Practically is nothing else than a machine which can transport heat loads from cold places to hot, or in the language of engineers, from the “hot sink” to the “cold sink”. The same action is executed by the fridge which is in our house and the split type room air-conditioner installed in our lounge and in our office. A difference between the fridge and the air-conditioner is that we can select the hot and cold sink depending on our needs. During the summer we select the environment as the hot sink and our house as the cold one (by selecting operation of refrigeration). The air-conditioner removes heat loads from the interior of our house and it rejects it outside. During the winter we select the interior of our house as the hot sink and the environment as the cold one (by selecting operation of heating). The air-conditioner pumps the heat existing in the environment to the interior of our house.


The Geothermal Heat Pump (GHP) instead of using the air of the environment to reject (summertime) or remove (winter) heat loads, is using the heat load that is contained into the hypogean water, lake water and sea water, or even the heat contained in the earth! A few meters under the surface of the ground the temperature is almost constant during the year. The GHP, using a network of water piping, suitably placed, is exchanging heat loads with the soil or with the sea depending on the type of installation.


A comparison with a conventional system of air conditioning with air-cooled exterior units as for example the, very known to all, split type room air-conditioners, the exterior units of which is placed on the balconies of apartments or on the rooftops of buildings.
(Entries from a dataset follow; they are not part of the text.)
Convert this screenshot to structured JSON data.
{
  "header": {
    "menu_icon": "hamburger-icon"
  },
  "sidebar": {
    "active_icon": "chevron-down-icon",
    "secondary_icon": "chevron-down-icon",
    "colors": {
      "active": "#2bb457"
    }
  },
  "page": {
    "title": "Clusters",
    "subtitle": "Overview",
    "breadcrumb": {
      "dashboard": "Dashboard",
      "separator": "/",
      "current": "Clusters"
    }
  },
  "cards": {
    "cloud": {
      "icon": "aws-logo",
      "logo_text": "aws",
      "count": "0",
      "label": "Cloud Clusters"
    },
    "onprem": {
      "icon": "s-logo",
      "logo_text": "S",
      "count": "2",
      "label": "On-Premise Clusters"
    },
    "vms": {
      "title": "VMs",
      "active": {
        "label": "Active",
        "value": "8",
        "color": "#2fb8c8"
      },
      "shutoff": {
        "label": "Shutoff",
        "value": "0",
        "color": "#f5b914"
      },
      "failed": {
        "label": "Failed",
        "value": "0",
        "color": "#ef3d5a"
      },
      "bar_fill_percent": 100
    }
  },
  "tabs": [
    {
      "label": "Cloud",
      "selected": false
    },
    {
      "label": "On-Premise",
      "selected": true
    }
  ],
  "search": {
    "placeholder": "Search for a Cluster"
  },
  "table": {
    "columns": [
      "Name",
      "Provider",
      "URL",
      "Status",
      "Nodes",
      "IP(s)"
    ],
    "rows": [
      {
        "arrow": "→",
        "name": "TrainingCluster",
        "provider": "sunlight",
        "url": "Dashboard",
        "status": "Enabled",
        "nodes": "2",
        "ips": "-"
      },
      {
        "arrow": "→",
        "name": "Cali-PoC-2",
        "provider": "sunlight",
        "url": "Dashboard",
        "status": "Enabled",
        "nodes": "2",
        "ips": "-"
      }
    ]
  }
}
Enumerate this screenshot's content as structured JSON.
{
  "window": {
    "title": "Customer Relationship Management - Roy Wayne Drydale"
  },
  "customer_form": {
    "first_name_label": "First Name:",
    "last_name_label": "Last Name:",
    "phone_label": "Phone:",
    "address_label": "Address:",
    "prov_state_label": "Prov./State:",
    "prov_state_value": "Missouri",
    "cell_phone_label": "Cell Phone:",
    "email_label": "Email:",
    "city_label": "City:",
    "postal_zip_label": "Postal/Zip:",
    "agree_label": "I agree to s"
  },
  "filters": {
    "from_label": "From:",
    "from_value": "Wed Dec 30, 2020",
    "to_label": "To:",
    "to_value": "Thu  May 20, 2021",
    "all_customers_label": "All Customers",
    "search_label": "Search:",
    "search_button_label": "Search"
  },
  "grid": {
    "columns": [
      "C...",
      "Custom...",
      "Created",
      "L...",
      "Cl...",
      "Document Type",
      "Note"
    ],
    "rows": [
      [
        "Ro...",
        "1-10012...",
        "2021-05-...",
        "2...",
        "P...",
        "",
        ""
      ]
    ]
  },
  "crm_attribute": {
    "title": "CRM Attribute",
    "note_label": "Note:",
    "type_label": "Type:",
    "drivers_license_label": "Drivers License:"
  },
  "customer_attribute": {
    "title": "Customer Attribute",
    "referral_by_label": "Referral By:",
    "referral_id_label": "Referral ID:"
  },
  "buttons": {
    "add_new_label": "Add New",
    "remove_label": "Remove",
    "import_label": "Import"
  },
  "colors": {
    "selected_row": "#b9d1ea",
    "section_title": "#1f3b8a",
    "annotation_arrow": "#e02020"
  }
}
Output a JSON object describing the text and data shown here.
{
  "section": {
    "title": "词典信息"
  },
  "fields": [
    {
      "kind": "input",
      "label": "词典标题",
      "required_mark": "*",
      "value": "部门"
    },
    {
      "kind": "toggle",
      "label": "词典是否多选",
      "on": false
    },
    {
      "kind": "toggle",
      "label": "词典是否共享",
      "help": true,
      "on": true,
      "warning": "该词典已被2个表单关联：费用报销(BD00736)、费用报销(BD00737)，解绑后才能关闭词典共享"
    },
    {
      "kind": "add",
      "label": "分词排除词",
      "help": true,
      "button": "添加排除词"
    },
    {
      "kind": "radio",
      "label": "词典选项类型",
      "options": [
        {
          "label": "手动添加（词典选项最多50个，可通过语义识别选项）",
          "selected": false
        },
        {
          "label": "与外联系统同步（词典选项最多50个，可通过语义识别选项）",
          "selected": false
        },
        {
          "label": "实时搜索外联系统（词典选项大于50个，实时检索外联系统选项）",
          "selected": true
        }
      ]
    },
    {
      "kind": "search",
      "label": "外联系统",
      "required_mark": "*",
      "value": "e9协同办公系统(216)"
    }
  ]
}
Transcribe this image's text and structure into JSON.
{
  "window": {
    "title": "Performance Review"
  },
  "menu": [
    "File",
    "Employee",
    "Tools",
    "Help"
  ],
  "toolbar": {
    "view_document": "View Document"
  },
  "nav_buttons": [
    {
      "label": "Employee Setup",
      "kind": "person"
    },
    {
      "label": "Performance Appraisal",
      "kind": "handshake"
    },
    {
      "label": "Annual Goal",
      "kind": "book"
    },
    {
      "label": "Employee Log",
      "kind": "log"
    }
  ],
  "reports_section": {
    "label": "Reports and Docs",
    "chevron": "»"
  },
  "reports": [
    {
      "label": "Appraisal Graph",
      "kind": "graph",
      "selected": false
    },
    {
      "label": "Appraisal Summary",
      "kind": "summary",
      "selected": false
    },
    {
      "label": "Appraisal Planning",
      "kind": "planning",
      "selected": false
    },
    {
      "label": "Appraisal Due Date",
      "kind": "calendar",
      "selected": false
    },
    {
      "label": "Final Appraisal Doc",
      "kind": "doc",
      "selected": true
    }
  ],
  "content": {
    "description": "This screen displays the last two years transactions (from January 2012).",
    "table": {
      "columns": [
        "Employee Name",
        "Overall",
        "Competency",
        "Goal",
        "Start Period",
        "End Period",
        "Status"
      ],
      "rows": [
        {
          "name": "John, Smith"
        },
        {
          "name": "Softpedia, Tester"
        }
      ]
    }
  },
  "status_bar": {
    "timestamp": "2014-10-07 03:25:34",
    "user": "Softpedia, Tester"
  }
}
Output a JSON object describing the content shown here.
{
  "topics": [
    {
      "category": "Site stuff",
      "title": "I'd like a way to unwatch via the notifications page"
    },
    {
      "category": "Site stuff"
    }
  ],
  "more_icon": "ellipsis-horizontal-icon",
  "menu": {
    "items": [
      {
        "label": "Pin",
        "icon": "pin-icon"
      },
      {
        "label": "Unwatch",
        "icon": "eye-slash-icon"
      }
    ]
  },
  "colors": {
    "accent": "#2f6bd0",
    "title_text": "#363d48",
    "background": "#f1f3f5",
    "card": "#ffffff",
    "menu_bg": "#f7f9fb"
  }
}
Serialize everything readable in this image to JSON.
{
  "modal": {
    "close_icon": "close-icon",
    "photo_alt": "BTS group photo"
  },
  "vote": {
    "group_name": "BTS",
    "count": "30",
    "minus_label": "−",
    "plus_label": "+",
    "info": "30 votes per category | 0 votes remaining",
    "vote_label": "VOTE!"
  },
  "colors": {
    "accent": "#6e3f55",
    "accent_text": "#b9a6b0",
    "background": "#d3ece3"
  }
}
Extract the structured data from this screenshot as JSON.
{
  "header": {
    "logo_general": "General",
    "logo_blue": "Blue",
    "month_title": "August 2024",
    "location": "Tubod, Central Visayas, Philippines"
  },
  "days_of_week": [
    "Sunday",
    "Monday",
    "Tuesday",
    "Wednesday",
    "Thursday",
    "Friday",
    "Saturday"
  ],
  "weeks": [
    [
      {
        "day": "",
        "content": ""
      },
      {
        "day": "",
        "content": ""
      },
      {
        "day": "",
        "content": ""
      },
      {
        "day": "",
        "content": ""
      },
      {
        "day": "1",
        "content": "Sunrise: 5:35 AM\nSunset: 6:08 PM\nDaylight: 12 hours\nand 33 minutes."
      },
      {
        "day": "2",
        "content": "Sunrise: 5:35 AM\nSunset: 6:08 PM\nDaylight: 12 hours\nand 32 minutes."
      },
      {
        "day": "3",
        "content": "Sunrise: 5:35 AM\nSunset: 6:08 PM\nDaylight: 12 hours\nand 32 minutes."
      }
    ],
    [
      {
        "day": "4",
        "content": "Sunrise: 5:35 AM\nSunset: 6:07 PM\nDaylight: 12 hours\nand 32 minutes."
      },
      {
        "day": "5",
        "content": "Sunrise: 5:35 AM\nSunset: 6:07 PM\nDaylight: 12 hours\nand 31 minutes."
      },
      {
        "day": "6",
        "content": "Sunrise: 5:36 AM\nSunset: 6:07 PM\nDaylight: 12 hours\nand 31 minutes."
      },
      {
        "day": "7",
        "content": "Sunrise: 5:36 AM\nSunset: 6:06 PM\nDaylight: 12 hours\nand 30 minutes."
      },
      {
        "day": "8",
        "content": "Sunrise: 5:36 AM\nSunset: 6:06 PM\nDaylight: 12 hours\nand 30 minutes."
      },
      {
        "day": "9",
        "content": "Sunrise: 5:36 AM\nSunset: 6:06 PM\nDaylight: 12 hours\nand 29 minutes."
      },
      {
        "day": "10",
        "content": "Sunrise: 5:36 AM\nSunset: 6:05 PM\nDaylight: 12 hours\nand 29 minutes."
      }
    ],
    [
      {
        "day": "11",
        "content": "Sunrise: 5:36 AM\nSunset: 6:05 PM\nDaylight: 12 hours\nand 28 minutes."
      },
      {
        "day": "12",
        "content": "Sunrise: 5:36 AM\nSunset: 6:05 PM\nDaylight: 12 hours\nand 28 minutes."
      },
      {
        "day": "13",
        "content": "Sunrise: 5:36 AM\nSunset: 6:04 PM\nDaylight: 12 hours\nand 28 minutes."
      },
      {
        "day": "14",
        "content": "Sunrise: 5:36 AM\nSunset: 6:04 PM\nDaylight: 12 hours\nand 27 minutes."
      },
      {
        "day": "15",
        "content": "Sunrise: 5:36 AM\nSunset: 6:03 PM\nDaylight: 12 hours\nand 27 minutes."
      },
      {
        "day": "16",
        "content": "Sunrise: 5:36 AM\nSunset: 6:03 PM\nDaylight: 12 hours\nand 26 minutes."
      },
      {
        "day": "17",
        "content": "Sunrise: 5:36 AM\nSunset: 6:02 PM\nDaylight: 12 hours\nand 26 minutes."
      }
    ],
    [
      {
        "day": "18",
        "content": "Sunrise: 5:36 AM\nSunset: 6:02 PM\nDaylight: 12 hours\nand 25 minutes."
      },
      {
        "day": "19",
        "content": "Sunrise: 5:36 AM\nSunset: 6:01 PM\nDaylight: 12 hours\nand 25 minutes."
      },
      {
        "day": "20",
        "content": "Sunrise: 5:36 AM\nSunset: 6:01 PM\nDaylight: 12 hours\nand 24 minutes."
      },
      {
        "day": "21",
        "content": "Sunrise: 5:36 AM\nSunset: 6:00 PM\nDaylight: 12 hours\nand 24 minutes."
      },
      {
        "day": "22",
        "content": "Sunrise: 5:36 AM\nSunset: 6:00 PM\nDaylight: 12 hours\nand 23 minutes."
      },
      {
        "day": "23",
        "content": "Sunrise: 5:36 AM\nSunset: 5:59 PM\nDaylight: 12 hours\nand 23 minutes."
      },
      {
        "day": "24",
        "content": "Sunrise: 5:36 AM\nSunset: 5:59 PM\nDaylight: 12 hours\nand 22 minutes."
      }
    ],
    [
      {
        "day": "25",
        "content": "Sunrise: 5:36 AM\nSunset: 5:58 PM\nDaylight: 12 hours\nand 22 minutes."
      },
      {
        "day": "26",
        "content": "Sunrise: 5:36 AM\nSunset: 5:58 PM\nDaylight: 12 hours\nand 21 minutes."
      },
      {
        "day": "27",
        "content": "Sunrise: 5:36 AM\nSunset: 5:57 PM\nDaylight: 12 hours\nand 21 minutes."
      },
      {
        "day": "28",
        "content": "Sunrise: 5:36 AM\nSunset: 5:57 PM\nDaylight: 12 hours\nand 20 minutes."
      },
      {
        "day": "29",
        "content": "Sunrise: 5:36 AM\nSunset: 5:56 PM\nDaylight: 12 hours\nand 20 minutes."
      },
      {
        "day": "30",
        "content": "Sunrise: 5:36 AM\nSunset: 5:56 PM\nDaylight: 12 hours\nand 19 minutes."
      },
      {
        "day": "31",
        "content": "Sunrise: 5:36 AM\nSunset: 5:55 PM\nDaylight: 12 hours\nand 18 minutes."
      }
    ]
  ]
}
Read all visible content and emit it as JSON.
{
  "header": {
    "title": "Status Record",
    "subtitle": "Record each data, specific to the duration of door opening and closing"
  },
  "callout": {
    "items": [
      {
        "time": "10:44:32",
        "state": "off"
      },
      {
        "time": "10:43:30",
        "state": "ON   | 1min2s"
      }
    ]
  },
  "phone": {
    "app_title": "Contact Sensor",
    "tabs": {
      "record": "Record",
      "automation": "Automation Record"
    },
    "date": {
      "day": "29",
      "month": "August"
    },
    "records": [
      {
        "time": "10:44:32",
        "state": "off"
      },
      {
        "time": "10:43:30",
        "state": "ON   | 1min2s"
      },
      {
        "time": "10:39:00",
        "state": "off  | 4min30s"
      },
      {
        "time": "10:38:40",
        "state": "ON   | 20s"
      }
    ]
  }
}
Everyone who has used them in the summertime during a very hot day (35°C or even 40°C), has probably noticed the high reduction of their output and their inefficiency to cool satisfactorily. This happens because the appliance is attempting to pump heat loads to an environment which is already overcharged with heat load and strains a useless effort consuming excessive sums of electric energy.

However, if our air-conditioner is pumping the heat load to a colder environment, such the soil, where during the hotter days of summertime the temperature does not exceed the 20°C, the output would be much bigger and the economy in electric energy considerable.

The usage of the geothermal exchangers is based on this principle of the thermodynamics. We can imagine that the heat pump, transports the underground environment of 20°C into our house. The electric energy consumption this way is the minimal possible.

Proportionately, in wintertime, the geothermal system is called to raise 15-17°C of the ground up to 20-22°C in order to heat the building. The energy saving obtained by this function is also very considerable compared with a conventional air-cooled heat pump. It is important to mention that a conventional air-conditioner is almost unable to warm our room when the outdoor temperature is below 0°C.


There are three basic installation methods available which are represented below:


Installation utilizing drillings

Water is pumped out the borehole and reentered after passing through the exchanger of the GHP. The water absorbs or rejects the heat load and the heat pump refrigerates or heats the building. This system has increased cost of manufacture, because of the required equipment (submersible pumps). Moreover, the power consumption of the submersible pumps is considerable. The basic advantage is the minimal requirements in space on the building ground


Closed vertical loop with circulation of the heat carrier fluid

Boreholes are drilled to relatively small depths pipes are installed creating vertical loops which constitute the geothermal exchanger. The method is used in cases of big buildings with extended needs of cooling and heating so a very big length of piping is required and the unoccupied building ground is small. The cost is comparable with case 1 because the necessity of drillings.


Closed horizontal loop with circulation of the heat carrier fluid

Trenches of about 1,5m depth are created on the unoccupied building ground or a complete excavation is made. This method is used almost always when the unoccupied building ground is sufficient because is the most inexpensive solution.